## Task to carry out
Could you return every record below without changing a word?

(Page and application data records)
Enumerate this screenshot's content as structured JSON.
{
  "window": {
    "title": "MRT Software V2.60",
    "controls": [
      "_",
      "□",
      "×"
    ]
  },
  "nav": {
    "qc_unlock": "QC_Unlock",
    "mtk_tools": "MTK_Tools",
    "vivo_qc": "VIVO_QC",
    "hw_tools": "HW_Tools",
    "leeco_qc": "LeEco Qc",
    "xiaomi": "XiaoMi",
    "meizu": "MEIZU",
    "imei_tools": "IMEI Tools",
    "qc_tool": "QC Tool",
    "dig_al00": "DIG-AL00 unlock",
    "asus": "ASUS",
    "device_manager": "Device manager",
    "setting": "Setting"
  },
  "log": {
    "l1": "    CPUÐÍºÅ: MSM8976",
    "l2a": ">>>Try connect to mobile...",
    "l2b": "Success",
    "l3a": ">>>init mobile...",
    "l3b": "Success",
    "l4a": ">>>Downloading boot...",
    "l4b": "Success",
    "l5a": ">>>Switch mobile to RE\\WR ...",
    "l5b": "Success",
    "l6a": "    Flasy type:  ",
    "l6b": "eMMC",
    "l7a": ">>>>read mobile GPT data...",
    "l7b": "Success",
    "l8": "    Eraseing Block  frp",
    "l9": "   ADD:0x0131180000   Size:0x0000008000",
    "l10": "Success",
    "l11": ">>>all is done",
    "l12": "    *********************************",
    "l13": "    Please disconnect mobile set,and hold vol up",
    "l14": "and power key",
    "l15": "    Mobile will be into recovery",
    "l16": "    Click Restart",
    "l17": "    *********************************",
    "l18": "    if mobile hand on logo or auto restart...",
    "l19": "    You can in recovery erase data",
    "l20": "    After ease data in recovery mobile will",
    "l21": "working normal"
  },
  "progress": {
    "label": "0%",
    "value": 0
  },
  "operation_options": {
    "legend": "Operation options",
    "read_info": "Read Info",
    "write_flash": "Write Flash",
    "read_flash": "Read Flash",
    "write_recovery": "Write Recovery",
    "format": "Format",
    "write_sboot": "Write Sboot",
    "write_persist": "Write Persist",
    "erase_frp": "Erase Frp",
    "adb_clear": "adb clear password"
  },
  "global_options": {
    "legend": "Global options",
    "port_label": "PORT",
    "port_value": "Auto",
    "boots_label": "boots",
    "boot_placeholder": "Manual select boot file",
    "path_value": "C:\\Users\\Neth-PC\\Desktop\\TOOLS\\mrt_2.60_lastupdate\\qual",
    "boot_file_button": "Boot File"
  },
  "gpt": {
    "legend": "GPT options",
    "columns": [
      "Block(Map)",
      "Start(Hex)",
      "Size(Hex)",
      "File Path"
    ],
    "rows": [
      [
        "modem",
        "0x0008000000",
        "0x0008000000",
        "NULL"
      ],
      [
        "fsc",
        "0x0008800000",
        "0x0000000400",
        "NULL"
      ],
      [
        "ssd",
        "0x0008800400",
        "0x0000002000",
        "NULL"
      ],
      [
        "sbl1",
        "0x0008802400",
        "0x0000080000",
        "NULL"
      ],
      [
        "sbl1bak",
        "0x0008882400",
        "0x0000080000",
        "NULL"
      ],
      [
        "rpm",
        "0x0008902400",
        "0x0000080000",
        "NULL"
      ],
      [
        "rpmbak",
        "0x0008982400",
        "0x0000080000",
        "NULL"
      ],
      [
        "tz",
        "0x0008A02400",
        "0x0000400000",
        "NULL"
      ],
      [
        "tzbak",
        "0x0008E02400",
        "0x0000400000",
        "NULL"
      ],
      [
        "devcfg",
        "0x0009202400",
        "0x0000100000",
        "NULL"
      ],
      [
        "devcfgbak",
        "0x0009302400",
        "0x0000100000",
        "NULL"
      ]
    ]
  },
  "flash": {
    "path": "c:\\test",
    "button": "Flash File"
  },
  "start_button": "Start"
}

## Answer area
Enumerate this screenshot's content as structured JSON.
{
  "window": {
    "title": "MRT Software V2.60",
    "controls": [
      "_",
      "□",
      "×"
    ]
  },
  "nav": {
    "qc_unlock": "QC_Unlock",
    "mtk_tools": "MTK_Tools",
    "vivo_qc": "VIVO_QC",
    "hw_tools": "HW_Tools",
    "leeco_qc": "LeEco Qc",
    "xiaomi": "XiaoMi",
    "meizu": "MEIZU",
    "imei_tools": "IMEI Tools",
    "qc_tool": "QC Tool",
    "dig_al00": "DIG-AL00 unlock",
    "asus": "ASUS",
    "device_manager": "Device manager",
    "setting": "Setting"
  },
  "log": {
    "l1": "    CPUÐÍºÅ: MSM8976",
    "l2a": ">>>Try connect to mobile...",
    "l2b": "Success",
    "l3a": ">>>init mobile...",
    "l3b": "Success",
    "l4a": ">>>Downloading boot...",
    "l4b": "Success",
    "l5a": ">>>Switch mobile to RE\\WR ...",
    "l5b": "Success",
    "l6a": "    Flasy type:  ",
    "l6b": "eMMC",
    "l7a": ">>>>read mobile GPT data...",
    "l7b": "Success",
    "l8": "    Eraseing Block  frp",
    "l9": "   ADD:0x0131180000   Size:0x0000008000",
    "l10": "Success",
    "l11": ">>>all is done",
    "l12": "    *********************************",
    "l13": "    Please disconnect mobile set,and hold vol up",
    "l14": "and power key",
    "l15": "    Mobile will be into recovery",
    "l16": "    Click Restart",
    "l17": "    *********************************",
    "l18": "    if mobile hand on logo or auto restart...",
    "l19": "    You can in recovery erase data",
    "l20": "    After ease data in recovery mobile will",
    "l21": "working normal"
  },
  "progress": {
    "label": "0%",
    "value": 0
  },
  "operation_options": {
    "legend": "Operation options",
    "read_info": "Read Info",
    "write_flash": "Write Flash",
    "read_flash": "Read Flash",
    "write_recovery": "Write Recovery",
    "format": "Format",
    "write_sboot": "Write Sboot",
    "write_persist": "Write Persist",
    "erase_frp": "Erase Frp",
    "adb_clear": "adb clear password"
  },
  "global_options": {
    "legend": "Global options",
    "port_label": "PORT",
    "port_value": "Auto",
    "boots_label": "boots",
    "boot_placeholder": "Manual select boot file",
    "path_value": "C:\\Users\\Neth-PC\\Desktop\\TOOLS\\mrt_2.60_lastupdate\\qual",
    "boot_file_button": "Boot File"
  },
  "gpt": {
    "legend": "GPT options",
    "columns": [
      "Block(Map)",
      "Start(Hex)",
      "Size(Hex)",
      "File Path"
    ],
    "rows": [
      [
        "modem",
        "0x0008000000",
        "0x0008000000",
        "NULL"
      ],
      [
        "fsc",
        "0x0008800000",
        "0x0000000400",
        "NULL"
      ],
      [
        "ssd",
        "0x0008800400",
        "0x0000002000",
        "NULL"
      ],
      [
        "sbl1",
        "0x0008802400",
        "0x0000080000",
        "NULL"
      ],
      [
        "sbl1bak",
        "0x0008882400",
        "0x0000080000",
        "NULL"
      ],
      [
        "rpm",
        "0x0008902400",
        "0x0000080000",
        "NULL"
      ],
      [
        "rpmbak",
        "0x0008982400",
        "0x0000080000",
        "NULL"
      ],
      [
        "tz",
        "0x0008A02400",
        "0x0000400000",
        "NULL"
      ],
      [
        "tzbak",
        "0x0008E02400",
        "0x0000400000",
        "NULL"
      ],
      [
        "devcfg",
        "0x0009202400",
        "0x0000100000",
        "NULL"
      ],
      [
        "devcfgbak",
        "0x0009302400",
        "0x0000100000",
        "NULL"
      ]
    ]
  },
  "flash": {
    "path": "c:\\test",
    "button": "Flash File"
  },
  "start_button": "Start"
}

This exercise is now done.